Work task -
Could you filter the records below down to the lines that include the word "назад"?

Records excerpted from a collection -
--
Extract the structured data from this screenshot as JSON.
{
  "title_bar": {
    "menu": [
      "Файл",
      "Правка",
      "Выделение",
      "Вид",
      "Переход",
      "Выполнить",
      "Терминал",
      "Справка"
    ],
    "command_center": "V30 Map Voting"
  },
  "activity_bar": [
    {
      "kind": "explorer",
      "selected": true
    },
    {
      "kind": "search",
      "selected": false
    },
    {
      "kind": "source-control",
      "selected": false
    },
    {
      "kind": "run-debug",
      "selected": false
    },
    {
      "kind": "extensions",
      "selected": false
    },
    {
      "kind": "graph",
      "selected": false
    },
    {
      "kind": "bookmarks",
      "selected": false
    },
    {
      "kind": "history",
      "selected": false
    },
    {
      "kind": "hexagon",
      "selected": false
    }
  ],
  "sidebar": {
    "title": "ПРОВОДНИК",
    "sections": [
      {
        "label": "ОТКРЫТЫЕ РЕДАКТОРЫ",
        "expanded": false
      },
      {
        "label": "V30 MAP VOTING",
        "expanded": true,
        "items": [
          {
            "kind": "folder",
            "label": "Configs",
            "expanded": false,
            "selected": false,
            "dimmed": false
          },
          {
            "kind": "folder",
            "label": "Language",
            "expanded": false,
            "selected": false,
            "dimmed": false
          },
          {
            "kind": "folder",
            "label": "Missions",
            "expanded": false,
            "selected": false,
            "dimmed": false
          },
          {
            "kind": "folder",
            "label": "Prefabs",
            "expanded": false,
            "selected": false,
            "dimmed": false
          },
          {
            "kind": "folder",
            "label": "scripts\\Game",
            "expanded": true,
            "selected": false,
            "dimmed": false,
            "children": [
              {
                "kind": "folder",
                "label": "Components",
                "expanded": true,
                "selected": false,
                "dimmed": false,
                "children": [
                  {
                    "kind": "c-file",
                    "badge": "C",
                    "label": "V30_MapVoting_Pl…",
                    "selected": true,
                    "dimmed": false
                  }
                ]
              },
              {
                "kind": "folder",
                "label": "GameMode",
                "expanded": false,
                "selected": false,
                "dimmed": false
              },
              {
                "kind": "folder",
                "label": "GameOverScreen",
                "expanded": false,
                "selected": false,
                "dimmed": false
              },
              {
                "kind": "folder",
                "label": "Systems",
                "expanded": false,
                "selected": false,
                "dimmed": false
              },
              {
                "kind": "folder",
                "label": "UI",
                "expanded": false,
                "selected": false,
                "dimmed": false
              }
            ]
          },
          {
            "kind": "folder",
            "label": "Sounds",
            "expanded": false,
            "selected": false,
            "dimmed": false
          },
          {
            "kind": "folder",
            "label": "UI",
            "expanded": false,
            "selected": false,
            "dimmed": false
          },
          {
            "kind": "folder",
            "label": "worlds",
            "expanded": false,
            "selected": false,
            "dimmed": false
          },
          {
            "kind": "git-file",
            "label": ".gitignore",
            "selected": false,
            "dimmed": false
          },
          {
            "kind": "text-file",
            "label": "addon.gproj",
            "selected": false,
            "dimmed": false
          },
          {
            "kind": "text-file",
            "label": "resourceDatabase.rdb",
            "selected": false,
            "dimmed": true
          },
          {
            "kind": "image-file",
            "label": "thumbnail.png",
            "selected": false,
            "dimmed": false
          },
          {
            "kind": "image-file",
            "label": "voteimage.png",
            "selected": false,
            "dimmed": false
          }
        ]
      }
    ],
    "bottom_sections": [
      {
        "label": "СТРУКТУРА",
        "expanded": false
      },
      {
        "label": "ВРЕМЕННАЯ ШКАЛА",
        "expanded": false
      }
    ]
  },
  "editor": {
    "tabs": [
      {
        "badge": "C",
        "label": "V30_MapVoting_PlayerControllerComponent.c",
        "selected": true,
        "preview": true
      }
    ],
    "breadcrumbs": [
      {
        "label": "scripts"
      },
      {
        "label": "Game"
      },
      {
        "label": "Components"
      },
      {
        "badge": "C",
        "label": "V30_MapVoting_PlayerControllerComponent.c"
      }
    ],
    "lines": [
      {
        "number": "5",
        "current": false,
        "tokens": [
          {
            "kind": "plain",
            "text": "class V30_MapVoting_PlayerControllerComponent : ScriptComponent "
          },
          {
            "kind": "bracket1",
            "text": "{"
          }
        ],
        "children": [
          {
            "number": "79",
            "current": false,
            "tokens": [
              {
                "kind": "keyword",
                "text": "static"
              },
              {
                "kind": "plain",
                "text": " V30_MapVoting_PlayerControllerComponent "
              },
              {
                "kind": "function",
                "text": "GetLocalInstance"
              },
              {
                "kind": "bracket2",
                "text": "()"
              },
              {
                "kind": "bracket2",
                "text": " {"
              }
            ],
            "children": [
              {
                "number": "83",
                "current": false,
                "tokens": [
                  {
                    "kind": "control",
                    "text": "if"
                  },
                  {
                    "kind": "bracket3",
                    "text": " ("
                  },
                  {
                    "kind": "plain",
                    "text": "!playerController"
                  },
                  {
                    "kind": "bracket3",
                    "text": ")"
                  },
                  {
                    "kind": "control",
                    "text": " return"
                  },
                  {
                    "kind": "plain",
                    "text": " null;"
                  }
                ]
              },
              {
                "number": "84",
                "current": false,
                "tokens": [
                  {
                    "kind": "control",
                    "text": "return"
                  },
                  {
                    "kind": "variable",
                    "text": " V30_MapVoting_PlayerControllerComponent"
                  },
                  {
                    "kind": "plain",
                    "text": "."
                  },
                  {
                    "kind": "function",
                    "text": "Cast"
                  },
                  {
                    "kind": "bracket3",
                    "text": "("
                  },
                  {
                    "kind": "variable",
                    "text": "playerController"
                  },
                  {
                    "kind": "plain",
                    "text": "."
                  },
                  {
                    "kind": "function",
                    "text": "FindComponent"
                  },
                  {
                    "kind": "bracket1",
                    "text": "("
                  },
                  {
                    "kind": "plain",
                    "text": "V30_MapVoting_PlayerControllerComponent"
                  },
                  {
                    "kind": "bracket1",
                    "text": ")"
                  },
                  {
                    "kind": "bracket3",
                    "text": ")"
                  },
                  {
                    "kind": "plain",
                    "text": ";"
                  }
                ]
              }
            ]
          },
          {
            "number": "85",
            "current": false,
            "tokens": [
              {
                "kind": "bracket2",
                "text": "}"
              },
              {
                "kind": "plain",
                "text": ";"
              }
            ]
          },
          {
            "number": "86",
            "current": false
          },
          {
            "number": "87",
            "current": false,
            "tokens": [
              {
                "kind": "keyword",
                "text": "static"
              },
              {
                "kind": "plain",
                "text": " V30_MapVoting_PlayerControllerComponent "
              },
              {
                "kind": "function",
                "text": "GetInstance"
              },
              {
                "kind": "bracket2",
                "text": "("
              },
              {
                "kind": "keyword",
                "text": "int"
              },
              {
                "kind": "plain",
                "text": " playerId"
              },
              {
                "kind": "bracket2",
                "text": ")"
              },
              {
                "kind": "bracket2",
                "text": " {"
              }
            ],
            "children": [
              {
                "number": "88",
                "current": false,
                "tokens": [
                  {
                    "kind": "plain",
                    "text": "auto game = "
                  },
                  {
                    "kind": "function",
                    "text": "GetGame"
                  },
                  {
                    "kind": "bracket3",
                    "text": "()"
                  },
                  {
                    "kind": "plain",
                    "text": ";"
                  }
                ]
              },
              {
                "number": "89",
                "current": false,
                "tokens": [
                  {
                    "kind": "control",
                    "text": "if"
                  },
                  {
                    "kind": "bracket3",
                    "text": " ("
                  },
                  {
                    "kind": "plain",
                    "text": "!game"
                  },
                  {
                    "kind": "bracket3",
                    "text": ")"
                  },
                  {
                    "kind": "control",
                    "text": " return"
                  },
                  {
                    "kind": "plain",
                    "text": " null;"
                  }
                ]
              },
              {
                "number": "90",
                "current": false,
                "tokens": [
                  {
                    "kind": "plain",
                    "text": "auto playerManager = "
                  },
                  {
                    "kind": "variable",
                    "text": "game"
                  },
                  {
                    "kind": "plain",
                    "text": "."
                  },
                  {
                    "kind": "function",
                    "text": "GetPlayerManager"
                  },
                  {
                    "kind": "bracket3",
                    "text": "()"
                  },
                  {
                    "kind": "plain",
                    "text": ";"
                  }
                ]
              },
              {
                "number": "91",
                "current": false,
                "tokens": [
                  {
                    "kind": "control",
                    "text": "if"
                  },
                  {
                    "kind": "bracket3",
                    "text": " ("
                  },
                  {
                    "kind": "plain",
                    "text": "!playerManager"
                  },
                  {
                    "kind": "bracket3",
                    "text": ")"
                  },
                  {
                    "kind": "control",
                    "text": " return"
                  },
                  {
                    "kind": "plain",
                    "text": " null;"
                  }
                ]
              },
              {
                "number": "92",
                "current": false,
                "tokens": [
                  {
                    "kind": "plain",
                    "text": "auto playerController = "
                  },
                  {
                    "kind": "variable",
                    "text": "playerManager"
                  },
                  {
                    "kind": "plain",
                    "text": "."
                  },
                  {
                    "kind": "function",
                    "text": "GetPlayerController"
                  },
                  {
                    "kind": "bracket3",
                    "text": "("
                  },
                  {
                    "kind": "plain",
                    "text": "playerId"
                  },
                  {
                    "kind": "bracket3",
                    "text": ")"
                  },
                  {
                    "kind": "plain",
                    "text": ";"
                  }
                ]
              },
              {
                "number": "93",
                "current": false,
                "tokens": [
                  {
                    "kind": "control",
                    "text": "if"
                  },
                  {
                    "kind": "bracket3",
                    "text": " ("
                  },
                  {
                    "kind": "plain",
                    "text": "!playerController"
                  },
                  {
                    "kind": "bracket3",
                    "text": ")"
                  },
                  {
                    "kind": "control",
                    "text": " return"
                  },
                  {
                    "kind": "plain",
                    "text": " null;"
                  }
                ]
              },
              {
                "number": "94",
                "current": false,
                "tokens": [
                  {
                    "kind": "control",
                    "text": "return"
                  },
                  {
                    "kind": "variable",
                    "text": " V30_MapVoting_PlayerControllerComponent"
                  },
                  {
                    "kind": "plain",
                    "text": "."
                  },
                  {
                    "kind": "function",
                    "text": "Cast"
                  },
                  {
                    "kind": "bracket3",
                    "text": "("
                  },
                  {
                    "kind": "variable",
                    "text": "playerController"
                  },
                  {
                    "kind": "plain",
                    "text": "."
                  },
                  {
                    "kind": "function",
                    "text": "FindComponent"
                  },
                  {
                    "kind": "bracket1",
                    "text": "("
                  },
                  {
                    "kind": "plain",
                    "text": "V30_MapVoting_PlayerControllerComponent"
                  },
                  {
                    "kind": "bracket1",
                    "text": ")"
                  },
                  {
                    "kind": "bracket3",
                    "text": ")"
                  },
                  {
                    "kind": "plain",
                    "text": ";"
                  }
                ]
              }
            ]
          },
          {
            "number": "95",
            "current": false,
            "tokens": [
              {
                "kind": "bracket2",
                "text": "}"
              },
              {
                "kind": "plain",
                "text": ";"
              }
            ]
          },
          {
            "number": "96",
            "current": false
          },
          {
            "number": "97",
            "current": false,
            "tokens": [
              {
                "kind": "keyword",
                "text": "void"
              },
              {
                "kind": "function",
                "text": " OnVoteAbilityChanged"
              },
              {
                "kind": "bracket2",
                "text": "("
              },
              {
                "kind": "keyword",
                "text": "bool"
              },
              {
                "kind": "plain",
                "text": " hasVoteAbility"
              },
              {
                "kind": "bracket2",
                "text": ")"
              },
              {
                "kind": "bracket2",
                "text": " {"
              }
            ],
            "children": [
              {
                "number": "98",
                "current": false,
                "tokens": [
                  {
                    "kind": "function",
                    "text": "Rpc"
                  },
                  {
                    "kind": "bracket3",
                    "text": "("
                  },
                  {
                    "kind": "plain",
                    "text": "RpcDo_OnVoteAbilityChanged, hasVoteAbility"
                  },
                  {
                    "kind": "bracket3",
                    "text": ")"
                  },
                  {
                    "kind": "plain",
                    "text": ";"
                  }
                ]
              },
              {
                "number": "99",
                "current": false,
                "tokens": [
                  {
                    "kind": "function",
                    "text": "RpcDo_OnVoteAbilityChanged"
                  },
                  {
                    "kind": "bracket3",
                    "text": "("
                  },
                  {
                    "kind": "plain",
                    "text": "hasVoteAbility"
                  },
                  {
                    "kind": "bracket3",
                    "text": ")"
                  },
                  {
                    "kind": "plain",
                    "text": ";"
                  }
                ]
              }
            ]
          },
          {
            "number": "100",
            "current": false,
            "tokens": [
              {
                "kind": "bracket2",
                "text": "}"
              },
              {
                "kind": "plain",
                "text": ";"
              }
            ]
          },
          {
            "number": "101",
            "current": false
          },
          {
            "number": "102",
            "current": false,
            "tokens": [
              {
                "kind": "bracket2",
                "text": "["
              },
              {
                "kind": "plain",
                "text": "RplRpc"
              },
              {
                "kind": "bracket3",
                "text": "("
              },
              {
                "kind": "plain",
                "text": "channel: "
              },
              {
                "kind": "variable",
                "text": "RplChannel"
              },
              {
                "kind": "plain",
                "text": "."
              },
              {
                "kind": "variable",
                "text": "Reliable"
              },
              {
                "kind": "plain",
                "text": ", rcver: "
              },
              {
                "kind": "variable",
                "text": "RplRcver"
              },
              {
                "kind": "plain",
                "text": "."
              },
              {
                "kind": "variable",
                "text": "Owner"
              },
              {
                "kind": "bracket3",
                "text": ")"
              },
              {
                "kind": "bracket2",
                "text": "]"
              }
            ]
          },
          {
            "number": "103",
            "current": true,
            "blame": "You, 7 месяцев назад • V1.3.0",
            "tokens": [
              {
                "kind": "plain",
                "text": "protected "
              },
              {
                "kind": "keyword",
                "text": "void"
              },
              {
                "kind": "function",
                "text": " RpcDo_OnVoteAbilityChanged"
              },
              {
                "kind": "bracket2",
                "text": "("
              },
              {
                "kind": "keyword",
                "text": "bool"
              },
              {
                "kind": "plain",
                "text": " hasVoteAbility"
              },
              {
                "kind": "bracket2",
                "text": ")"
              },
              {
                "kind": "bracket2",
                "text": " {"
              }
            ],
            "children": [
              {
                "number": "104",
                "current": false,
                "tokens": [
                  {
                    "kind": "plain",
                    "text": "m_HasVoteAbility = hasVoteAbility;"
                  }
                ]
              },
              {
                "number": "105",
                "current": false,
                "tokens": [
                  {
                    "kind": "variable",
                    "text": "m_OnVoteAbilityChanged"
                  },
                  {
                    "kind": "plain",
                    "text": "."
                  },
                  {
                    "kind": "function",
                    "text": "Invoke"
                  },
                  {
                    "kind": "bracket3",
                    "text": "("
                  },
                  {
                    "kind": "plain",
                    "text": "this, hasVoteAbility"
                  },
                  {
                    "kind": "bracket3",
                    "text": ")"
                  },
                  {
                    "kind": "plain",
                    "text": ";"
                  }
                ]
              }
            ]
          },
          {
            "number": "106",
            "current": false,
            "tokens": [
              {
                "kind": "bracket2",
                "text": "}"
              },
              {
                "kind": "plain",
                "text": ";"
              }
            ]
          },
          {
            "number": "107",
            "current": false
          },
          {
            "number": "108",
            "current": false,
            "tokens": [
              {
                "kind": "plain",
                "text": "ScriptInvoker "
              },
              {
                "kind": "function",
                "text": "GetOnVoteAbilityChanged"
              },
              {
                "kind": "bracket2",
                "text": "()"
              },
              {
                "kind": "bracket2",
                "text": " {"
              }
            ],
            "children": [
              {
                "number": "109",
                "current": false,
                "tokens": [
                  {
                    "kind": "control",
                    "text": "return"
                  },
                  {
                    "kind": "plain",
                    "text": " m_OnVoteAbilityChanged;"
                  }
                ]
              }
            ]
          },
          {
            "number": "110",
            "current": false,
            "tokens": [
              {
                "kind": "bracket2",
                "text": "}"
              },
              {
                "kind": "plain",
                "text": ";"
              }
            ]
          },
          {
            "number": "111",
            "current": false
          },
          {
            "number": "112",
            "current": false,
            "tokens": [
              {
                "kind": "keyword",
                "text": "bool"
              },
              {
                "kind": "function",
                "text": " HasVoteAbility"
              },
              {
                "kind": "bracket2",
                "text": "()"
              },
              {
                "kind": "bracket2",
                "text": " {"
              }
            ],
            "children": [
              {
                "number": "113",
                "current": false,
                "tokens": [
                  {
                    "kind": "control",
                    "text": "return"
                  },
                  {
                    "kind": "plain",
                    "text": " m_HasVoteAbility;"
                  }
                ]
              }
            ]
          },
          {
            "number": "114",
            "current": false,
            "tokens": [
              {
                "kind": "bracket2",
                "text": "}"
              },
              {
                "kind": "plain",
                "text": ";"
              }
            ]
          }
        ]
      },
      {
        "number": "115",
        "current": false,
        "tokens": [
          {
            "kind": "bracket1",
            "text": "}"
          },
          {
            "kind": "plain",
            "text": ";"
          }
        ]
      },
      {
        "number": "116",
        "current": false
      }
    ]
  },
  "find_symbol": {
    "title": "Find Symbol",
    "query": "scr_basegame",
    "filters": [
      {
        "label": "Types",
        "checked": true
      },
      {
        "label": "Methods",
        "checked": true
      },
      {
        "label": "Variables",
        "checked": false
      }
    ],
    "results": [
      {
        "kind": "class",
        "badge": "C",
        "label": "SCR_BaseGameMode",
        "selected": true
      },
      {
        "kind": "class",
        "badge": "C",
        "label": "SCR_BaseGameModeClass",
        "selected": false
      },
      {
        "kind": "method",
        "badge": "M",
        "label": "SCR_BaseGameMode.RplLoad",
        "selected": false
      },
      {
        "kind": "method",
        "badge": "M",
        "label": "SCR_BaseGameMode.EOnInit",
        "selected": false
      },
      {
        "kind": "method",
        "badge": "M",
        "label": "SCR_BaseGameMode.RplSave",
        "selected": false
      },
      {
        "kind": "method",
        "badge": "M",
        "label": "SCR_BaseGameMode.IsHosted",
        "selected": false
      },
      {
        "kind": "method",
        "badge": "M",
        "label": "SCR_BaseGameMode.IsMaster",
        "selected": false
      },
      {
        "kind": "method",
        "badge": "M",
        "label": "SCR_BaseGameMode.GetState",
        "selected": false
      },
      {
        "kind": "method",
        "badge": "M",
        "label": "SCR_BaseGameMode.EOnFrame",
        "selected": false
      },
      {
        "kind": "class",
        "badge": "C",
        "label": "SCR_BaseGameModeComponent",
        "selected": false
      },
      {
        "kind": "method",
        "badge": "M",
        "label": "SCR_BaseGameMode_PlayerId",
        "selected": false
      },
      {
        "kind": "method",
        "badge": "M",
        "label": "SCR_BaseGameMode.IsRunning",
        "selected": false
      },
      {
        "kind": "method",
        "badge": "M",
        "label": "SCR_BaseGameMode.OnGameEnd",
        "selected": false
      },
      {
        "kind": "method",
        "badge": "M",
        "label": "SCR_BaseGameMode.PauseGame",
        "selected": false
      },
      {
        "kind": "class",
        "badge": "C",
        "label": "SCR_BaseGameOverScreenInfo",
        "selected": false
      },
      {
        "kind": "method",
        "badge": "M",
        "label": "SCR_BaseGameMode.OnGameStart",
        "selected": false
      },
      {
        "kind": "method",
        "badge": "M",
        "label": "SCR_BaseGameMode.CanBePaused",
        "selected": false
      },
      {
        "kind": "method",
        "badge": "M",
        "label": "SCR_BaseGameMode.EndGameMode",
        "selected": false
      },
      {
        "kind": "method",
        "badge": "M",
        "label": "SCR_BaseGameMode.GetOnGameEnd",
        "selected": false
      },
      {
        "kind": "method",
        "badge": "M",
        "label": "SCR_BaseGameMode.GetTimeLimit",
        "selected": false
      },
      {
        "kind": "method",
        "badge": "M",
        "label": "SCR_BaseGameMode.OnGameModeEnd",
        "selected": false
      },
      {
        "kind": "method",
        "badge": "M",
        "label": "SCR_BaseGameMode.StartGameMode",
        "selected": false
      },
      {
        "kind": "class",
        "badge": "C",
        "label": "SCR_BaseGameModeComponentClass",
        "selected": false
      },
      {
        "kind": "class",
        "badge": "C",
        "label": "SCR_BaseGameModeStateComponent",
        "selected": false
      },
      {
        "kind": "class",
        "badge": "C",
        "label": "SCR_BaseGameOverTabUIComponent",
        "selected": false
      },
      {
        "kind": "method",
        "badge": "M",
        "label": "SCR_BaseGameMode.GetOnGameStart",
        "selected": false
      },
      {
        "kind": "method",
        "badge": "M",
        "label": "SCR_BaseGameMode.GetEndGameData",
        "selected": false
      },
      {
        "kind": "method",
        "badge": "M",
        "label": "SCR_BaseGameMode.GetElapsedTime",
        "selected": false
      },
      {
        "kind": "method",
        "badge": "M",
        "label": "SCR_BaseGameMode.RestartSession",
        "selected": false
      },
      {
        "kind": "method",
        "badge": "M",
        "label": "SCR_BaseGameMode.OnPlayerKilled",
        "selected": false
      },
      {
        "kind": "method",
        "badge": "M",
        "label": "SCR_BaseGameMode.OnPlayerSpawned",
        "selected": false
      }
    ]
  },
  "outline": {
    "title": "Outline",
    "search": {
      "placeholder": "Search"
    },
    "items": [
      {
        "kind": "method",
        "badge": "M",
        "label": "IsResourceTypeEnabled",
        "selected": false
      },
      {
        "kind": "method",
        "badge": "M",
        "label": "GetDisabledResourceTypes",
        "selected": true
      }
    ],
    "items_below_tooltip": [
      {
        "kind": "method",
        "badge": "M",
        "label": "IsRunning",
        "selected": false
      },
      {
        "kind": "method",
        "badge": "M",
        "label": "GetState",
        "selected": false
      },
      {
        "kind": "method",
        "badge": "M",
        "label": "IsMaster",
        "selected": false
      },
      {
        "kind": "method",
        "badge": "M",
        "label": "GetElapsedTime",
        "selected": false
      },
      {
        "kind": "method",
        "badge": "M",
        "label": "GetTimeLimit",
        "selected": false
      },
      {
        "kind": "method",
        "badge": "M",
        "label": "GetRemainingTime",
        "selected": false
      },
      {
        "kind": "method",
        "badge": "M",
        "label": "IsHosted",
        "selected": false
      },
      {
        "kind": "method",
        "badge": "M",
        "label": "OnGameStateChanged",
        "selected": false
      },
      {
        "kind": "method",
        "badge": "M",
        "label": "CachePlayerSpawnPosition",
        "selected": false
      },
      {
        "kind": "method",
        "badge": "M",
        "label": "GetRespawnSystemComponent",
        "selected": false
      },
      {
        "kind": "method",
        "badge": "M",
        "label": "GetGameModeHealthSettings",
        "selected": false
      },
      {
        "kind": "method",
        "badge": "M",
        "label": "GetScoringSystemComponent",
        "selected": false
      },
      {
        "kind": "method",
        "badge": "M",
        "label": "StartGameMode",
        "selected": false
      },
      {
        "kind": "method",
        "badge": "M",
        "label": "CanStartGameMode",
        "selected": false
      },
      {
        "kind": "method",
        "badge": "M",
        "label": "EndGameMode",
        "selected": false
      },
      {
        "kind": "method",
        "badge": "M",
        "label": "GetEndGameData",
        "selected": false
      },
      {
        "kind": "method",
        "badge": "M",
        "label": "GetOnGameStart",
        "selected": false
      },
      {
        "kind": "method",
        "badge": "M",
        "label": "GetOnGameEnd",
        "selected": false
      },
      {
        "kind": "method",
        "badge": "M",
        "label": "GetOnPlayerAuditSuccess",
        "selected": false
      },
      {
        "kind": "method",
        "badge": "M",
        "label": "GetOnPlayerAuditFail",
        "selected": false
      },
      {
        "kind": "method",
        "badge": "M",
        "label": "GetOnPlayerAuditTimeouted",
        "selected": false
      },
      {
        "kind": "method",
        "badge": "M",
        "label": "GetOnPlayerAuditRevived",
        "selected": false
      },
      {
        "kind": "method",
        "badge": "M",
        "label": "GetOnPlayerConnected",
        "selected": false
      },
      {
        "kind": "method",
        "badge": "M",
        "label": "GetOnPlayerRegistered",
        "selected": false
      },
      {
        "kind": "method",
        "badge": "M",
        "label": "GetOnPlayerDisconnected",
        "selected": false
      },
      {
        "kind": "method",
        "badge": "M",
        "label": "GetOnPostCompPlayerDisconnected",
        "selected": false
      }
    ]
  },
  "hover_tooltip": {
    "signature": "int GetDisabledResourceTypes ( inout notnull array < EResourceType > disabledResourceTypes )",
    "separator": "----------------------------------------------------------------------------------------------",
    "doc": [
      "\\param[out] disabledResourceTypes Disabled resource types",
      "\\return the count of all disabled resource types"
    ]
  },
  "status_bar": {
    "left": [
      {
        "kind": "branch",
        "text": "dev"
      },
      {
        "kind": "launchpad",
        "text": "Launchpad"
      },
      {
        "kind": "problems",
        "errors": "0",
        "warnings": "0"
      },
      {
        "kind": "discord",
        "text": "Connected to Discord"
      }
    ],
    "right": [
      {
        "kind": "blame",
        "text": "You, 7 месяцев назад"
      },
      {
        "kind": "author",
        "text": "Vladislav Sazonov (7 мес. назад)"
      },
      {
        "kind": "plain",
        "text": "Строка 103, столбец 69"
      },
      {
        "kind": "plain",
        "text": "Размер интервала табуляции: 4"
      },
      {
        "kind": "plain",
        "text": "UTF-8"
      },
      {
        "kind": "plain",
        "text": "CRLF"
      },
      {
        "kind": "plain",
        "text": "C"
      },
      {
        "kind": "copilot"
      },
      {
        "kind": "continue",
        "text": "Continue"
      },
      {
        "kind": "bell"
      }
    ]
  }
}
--
Output of the task -
            "blame": "You, 7 месяцев назад • V1.3.0",
        "text": "You, 7 месяцев назад"
        "text": "Vladislav Sazonov (7 мес. назад)"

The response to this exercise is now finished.